*** Opening of RECORDED INFORMATION ***
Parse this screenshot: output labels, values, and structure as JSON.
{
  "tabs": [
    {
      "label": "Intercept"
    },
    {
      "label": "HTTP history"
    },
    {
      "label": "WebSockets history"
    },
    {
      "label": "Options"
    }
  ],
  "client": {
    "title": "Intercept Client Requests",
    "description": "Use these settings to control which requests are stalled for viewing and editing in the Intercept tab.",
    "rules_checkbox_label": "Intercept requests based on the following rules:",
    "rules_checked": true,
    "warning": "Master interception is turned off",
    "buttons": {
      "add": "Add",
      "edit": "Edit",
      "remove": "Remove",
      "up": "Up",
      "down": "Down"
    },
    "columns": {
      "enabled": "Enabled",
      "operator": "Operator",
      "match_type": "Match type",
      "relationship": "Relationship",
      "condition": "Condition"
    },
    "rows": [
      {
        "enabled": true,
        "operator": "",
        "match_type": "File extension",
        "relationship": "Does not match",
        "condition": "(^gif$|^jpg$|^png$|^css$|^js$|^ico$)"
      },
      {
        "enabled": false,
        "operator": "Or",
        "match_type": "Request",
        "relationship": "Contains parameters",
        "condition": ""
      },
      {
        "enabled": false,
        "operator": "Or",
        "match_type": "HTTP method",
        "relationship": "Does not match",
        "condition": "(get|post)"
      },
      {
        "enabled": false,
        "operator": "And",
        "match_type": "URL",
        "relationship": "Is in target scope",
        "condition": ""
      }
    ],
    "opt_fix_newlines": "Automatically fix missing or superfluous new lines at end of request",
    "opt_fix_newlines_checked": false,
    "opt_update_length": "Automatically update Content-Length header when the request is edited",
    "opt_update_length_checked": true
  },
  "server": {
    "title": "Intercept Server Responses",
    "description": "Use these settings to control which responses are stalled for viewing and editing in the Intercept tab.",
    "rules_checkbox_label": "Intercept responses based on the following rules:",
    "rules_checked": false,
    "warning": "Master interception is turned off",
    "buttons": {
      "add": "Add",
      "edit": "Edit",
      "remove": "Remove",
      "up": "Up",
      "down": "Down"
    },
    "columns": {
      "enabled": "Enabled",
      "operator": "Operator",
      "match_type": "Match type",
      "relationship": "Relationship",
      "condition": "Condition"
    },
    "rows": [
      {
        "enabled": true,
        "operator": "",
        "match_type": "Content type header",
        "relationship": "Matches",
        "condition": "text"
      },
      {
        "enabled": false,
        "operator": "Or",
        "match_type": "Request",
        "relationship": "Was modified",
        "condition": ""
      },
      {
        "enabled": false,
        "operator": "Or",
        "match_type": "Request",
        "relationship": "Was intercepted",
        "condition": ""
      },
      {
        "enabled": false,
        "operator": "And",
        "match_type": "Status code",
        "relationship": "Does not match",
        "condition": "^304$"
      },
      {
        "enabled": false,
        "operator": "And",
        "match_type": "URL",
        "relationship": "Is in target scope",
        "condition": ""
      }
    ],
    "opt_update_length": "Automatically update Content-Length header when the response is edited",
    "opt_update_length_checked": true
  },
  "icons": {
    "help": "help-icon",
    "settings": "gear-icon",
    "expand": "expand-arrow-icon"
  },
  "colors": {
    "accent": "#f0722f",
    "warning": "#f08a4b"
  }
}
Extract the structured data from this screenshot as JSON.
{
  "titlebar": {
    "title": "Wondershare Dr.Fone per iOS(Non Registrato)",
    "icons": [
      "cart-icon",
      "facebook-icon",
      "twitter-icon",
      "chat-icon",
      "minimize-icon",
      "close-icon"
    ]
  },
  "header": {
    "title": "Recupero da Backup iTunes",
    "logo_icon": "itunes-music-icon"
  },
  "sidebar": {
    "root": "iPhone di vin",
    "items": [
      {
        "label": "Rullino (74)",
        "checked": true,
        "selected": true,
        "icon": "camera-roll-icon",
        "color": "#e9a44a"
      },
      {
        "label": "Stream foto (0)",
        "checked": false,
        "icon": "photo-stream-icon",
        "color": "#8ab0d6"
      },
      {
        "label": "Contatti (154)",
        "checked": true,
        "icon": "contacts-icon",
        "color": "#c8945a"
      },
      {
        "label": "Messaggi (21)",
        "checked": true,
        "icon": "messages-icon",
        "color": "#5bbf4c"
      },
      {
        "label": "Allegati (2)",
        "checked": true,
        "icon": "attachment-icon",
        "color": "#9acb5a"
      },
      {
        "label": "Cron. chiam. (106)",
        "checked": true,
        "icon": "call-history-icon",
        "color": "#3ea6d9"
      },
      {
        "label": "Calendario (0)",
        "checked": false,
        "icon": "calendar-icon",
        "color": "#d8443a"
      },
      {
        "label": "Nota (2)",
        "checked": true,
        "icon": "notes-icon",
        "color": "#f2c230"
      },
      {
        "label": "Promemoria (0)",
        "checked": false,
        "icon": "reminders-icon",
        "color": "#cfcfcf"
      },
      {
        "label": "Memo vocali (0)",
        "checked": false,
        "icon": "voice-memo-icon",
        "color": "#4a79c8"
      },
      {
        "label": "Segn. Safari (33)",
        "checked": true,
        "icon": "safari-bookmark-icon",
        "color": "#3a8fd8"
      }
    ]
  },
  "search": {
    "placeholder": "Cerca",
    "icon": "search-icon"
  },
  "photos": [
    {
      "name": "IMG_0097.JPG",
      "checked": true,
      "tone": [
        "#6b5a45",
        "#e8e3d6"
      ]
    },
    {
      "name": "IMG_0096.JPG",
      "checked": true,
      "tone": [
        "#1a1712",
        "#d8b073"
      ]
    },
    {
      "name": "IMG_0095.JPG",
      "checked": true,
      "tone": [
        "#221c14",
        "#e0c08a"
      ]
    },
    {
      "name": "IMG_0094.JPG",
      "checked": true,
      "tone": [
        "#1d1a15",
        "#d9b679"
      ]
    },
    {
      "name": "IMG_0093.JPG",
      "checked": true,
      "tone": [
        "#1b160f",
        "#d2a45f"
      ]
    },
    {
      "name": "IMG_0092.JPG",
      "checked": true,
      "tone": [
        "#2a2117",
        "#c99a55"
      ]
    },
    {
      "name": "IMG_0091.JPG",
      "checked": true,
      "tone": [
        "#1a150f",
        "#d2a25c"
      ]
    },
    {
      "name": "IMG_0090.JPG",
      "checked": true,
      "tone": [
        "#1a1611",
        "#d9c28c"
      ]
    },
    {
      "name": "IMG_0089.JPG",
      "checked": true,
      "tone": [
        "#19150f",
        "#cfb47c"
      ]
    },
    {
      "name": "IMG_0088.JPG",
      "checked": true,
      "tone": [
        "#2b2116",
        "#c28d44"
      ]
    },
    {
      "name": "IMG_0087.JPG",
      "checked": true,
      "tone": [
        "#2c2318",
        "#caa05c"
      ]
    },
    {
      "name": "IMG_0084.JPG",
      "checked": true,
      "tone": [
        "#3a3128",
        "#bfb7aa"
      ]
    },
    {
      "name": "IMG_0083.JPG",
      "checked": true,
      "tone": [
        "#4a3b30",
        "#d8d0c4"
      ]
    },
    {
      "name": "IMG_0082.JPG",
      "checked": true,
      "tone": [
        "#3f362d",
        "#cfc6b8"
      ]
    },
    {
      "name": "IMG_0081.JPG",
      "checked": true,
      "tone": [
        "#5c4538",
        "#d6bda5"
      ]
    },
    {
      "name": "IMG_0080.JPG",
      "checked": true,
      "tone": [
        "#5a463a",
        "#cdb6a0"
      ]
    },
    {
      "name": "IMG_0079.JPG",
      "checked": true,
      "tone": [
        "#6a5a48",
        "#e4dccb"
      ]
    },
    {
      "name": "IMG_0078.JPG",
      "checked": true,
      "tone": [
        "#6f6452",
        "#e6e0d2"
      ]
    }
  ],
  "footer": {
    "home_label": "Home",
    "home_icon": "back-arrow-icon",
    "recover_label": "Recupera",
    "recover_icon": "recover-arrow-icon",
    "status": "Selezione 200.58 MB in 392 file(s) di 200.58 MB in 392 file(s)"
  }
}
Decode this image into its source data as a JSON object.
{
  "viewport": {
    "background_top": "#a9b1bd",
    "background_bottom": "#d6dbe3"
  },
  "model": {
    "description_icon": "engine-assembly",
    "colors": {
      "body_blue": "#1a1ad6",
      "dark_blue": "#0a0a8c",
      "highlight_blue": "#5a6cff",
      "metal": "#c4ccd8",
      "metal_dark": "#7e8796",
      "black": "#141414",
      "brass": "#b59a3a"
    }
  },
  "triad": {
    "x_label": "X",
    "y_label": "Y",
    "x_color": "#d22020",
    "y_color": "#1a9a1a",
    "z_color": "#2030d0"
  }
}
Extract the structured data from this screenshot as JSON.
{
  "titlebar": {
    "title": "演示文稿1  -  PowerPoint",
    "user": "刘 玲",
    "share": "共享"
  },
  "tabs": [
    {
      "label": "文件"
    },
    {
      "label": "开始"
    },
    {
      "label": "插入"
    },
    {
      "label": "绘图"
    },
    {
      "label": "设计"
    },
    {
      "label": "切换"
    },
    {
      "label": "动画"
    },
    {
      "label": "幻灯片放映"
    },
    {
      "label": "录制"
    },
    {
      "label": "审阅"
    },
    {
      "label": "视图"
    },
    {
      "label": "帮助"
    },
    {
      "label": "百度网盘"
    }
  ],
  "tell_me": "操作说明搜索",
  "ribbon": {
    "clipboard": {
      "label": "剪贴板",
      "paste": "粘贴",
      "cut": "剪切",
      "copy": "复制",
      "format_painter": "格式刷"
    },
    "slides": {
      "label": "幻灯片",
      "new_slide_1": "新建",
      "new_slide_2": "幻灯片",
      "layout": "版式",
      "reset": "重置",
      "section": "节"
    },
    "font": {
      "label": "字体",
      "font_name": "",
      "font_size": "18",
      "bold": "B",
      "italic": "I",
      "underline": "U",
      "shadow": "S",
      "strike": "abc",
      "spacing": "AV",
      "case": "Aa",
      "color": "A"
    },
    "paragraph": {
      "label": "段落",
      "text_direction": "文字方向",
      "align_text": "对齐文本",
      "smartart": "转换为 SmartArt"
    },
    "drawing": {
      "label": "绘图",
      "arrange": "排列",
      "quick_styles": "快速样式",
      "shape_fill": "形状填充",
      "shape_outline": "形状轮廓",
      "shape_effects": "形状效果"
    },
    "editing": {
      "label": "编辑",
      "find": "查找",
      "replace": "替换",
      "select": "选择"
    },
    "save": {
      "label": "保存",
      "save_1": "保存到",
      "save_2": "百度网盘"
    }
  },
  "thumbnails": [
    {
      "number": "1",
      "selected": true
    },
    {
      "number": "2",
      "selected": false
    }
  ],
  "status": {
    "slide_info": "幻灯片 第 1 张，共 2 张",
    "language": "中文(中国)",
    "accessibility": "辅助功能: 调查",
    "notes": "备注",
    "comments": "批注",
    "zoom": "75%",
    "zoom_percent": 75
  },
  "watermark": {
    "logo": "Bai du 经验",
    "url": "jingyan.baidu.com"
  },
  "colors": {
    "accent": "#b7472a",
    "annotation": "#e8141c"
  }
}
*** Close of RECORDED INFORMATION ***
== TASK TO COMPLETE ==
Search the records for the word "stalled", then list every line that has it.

== WRITTEN RESPONSE ==
    "description": "Use these settings to control which requests are stalled for viewing and editing in the Intercept tab.",
    "description": "Use these settings to control which responses are stalled for viewing and editing in the Intercept tab.",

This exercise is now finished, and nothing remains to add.